Could you write out each entry exactly as it reads?

Dataset rows describing interfaces:
——————————

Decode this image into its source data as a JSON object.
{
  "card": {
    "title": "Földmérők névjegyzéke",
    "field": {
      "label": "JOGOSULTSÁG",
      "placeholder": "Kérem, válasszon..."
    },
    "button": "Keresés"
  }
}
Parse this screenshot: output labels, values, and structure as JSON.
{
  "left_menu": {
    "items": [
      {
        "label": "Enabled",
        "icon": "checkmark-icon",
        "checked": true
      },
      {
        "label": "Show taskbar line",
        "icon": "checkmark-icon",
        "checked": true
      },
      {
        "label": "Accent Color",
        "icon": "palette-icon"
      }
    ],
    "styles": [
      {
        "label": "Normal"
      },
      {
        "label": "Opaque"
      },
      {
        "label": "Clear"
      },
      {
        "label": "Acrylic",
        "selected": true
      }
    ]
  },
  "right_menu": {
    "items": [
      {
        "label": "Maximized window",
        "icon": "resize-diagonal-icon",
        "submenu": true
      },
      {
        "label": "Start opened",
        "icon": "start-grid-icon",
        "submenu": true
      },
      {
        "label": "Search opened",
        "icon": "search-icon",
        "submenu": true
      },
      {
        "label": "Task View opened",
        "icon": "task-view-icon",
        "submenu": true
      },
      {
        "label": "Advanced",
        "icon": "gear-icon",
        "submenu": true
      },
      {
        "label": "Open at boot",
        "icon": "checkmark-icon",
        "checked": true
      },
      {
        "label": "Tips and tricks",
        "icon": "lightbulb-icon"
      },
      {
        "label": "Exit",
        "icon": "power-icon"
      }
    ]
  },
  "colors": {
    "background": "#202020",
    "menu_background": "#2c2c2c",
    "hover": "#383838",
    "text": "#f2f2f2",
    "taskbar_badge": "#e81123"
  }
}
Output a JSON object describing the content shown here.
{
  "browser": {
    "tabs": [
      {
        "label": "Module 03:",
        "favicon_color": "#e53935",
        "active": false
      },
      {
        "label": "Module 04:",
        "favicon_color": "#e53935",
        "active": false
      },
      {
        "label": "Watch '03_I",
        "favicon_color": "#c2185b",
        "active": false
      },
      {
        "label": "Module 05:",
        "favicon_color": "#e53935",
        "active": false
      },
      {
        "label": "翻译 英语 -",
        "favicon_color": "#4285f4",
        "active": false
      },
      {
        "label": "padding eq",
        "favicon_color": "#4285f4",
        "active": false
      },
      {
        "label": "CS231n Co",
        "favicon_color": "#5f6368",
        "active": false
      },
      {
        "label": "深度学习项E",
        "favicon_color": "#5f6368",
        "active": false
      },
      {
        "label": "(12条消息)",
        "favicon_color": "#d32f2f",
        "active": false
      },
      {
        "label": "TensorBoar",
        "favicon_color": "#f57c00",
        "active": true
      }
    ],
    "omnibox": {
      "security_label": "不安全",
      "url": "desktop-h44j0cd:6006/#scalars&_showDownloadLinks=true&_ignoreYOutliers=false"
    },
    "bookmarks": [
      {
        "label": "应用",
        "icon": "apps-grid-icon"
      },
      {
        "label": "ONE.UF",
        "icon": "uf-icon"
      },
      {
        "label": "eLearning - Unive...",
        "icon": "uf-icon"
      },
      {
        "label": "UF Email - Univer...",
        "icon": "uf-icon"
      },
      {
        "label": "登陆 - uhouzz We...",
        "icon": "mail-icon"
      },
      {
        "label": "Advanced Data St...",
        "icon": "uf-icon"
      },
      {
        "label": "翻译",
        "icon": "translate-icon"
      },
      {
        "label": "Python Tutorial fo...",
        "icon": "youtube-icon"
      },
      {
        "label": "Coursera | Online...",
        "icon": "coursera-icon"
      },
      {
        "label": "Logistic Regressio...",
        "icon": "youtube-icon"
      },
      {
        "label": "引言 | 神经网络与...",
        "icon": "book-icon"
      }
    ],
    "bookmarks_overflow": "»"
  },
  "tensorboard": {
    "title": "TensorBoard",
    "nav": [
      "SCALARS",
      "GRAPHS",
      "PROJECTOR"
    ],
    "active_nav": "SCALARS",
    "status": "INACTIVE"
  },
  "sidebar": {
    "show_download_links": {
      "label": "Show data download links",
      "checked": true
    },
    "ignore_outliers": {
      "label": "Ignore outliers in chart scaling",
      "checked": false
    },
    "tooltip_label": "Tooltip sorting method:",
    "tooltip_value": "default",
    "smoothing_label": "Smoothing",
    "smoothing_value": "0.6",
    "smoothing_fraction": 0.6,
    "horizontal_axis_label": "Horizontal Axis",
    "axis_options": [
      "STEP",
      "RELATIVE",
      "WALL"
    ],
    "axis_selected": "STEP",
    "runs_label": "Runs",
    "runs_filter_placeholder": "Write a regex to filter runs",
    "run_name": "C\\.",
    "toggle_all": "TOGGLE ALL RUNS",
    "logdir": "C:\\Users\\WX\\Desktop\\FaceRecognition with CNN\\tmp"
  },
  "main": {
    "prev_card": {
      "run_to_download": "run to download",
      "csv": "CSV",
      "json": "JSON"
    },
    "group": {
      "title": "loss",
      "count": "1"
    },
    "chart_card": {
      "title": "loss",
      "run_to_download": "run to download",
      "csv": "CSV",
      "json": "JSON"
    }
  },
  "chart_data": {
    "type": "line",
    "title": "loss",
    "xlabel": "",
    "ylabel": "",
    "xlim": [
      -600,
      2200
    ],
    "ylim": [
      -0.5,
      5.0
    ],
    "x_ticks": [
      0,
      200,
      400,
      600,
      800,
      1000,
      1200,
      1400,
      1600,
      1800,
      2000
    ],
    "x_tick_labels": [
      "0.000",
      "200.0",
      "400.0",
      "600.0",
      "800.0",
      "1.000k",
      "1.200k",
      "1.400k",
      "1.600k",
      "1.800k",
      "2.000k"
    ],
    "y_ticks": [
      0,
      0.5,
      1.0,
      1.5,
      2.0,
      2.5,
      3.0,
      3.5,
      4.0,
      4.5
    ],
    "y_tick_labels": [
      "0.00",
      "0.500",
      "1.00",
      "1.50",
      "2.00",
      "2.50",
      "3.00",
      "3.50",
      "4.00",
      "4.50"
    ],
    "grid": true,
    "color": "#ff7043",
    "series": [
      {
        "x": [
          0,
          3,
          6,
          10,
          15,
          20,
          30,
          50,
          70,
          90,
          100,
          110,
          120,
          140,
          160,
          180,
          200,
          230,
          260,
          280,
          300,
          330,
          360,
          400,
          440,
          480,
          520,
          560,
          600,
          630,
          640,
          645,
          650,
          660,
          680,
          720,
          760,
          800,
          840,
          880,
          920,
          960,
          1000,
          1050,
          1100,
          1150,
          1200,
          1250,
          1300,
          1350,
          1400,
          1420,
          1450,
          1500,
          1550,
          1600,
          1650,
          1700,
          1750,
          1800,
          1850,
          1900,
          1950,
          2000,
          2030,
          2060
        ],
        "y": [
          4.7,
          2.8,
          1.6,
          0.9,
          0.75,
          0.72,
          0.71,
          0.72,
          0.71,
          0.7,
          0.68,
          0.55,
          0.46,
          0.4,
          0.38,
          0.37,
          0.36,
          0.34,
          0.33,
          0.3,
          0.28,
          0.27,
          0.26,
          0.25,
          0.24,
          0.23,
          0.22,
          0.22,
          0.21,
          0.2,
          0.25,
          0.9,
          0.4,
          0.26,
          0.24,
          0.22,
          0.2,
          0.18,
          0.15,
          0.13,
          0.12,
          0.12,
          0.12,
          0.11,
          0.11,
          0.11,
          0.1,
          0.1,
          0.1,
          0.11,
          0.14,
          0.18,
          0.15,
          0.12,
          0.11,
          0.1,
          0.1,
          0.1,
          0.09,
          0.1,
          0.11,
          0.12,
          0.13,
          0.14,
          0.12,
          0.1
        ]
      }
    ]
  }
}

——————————

ANSWER SPACE:
Decode this image into its source data as a JSON object.
{
  "card": {
    "title": "Földmérők névjegyzéke",
    "field": {
      "label": "JOGOSULTSÁG",
      "placeholder": "Kérem, válasszon..."
    },
    "button": "Keresés"
  }
}
Parse this screenshot: output labels, values, and structure as JSON.
{
  "left_menu": {
    "items": [
      {
        "label": "Enabled",
        "icon": "checkmark-icon",
        "checked": true
      },
      {
        "label": "Show taskbar line",
        "icon": "checkmark-icon",
        "checked": true
      },
      {
        "label": "Accent Color",
        "icon": "palette-icon"
      }
    ],
    "styles": [
      {
        "label": "Normal"
      },
      {
        "label": "Opaque"
      },
      {
        "label": "Clear"
      },
      {
        "label": "Acrylic",
        "selected": true
      }
    ]
  },
  "right_menu": {
    "items": [
      {
        "label": "Maximized window",
        "icon": "resize-diagonal-icon",
        "submenu": true
      },
      {
        "label": "Start opened",
        "icon": "start-grid-icon",
        "submenu": true
      },
      {
        "label": "Search opened",
        "icon": "search-icon",
        "submenu": true
      },
      {
        "label": "Task View opened",
        "icon": "task-view-icon",
        "submenu": true
      },
      {
        "label": "Advanced",
        "icon": "gear-icon",
        "submenu": true
      },
      {
        "label": "Open at boot",
        "icon": "checkmark-icon",
        "checked": true
      },
      {
        "label": "Tips and tricks",
        "icon": "lightbulb-icon"
      },
      {
        "label": "Exit",
        "icon": "power-icon"
      }
    ]
  },
  "colors": {
    "background": "#202020",
    "menu_background": "#2c2c2c",
    "hover": "#383838",
    "text": "#f2f2f2",
    "taskbar_badge": "#e81123"
  }
}
Output a JSON object describing the content shown here.
{
  "browser": {
    "tabs": [
      {
        "label": "Module 03:",
        "favicon_color": "#e53935",
        "active": false
      },
      {
        "label": "Module 04:",
        "favicon_color": "#e53935",
        "active": false
      },
      {
        "label": "Watch '03_I",
        "favicon_color": "#c2185b",
        "active": false
      },
      {
        "label": "Module 05:",
        "favicon_color": "#e53935",
        "active": false
      },
      {
        "label": "翻译 英语 -",
        "favicon_color": "#4285f4",
        "active": false
      },
      {
        "label": "padding eq",
        "favicon_color": "#4285f4",
        "active": false
      },
      {
        "label": "CS231n Co",
        "favicon_color": "#5f6368",
        "active": false
      },
      {
        "label": "深度学习项E",
        "favicon_color": "#5f6368",
        "active": false
      },
      {
        "label": "(12条消息)",
        "favicon_color": "#d32f2f",
        "active": false
      },
      {
        "label": "TensorBoar",
        "favicon_color": "#f57c00",
        "active": true
      }
    ],
    "omnibox": {
      "security_label": "不安全",
      "url": "desktop-h44j0cd:6006/#scalars&_showDownloadLinks=true&_ignoreYOutliers=false"
    },
    "bookmarks": [
      {
        "label": "应用",
        "icon": "apps-grid-icon"
      },
      {
        "label": "ONE.UF",
        "icon": "uf-icon"
      },
      {
        "label": "eLearning - Unive...",
        "icon": "uf-icon"
      },
      {
        "label": "UF Email - Univer...",
        "icon": "uf-icon"
      },
      {
        "label": "登陆 - uhouzz We...",
        "icon": "mail-icon"
      },
      {
        "label": "Advanced Data St...",
        "icon": "uf-icon"
      },
      {
        "label": "翻译",
        "icon": "translate-icon"
      },
      {
        "label": "Python Tutorial fo...",
        "icon": "youtube-icon"
      },
      {
        "label": "Coursera | Online...",
        "icon": "coursera-icon"
      },
      {
        "label": "Logistic Regressio...",
        "icon": "youtube-icon"
      },
      {
        "label": "引言 | 神经网络与...",
        "icon": "book-icon"
      }
    ],
    "bookmarks_overflow": "»"
  },
  "tensorboard": {
    "title": "TensorBoard",
    "nav": [
      "SCALARS",
      "GRAPHS",
      "PROJECTOR"
    ],
    "active_nav": "SCALARS",
    "status": "INACTIVE"
  },
  "sidebar": {
    "show_download_links": {
      "label": "Show data download links",
      "checked": true
    },
    "ignore_outliers": {
      "label": "Ignore outliers in chart scaling",
      "checked": false
    },
    "tooltip_label": "Tooltip sorting method:",
    "tooltip_value": "default",
    "smoothing_label": "Smoothing",
    "smoothing_value": "0.6",
    "smoothing_fraction": 0.6,
    "horizontal_axis_label": "Horizontal Axis",
    "axis_options": [
      "STEP",
      "RELATIVE",
      "WALL"
    ],
    "axis_selected": "STEP",
    "runs_label": "Runs",
    "runs_filter_placeholder": "Write a regex to filter runs",
    "run_name": "C\\.",
    "toggle_all": "TOGGLE ALL RUNS",
    "logdir": "C:\\Users\\WX\\Desktop\\FaceRecognition with CNN\\tmp"
  },
  "main": {
    "prev_card": {
      "run_to_download": "run to download",
      "csv": "CSV",
      "json": "JSON"
    },
    "group": {
      "title": "loss",
      "count": "1"
    },
    "chart_card": {
      "title": "loss",
      "run_to_download": "run to download",
      "csv": "CSV",
      "json": "JSON"
    }
  },
  "chart_data": {
    "type": "line",
    "title": "loss",
    "xlabel": "",
    "ylabel": "",
    "xlim": [
      -600,
      2200
    ],
    "ylim": [
      -0.5,
      5.0
    ],
    "x_ticks": [
      0,
      200,
      400,
      600,
      800,
      1000,
      1200,
      1400,
      1600,
      1800,
      2000
    ],
    "x_tick_labels": [
      "0.000",
      "200.0",
      "400.0",
      "600.0",
      "800.0",
      "1.000k",
      "1.200k",
      "1.400k",
      "1.600k",
      "1.800k",
      "2.000k"
    ],
    "y_ticks": [
      0,
      0.5,
      1.0,
      1.5,
      2.0,
      2.5,
      3.0,
      3.5,
      4.0,
      4.5
    ],
    "y_tick_labels": [
      "0.00",
      "0.500",
      "1.00",
      "1.50",
      "2.00",
      "2.50",
      "3.00",
      "3.50",
      "4.00",
      "4.50"
    ],
    "grid": true,
    "color": "#ff7043",
    "series": [
      {
        "x": [
          0,
          3,
          6,
          10,
          15,
          20,
          30,
          50,
          70,
          90,
          100,
          110,
          120,
          140,
          160,
          180,
          200,
          230,
          260,
          280,
          300,
          330,
          360,
          400,
          440,
          480,
          520,
          560,
          600,
          630,
          640,
          645,
          650,
          660,
          680,
          720,
          760,
          800,
          840,
          880,
          920,
          960,
          1000,
          1050,
          1100,
          1150,
          1200,
          1250,
          1300,
          1350,
          1400,
          1420,
          1450,
          1500,
          1550,
          1600,
          1650,
          1700,
          1750,
          1800,
          1850,
          1900,
          1950,
          2000,
          2030,
          2060
        ],
        "y": [
          4.7,
          2.8,
          1.6,
          0.9,
          0.75,
          0.72,
          0.71,
          0.72,
          0.71,
          0.7,
          0.68,
          0.55,
          0.46,
          0.4,
          0.38,
          0.37,
          0.36,
          0.34,
          0.33,
          0.3,
          0.28,
          0.27,
          0.26,
          0.25,
          0.24,
          0.23,
          0.22,
          0.22,
          0.21,
          0.2,
          0.25,
          0.9,
          0.4,
          0.26,
          0.24,
          0.22,
          0.2,
          0.18,
          0.15,
          0.13,
          0.12,
          0.12,
          0.12,
          0.11,
          0.11,
          0.11,
          0.1,
          0.1,
          0.1,
          0.11,
          0.14,
          0.18,
          0.15,
          0.12,
          0.11,
          0.1,
          0.1,
          0.1,
          0.09,
          0.1,
          0.11,
          0.12,
          0.13,
          0.14,
          0.12,
          0.1
        ]
      }
    ]
  }
}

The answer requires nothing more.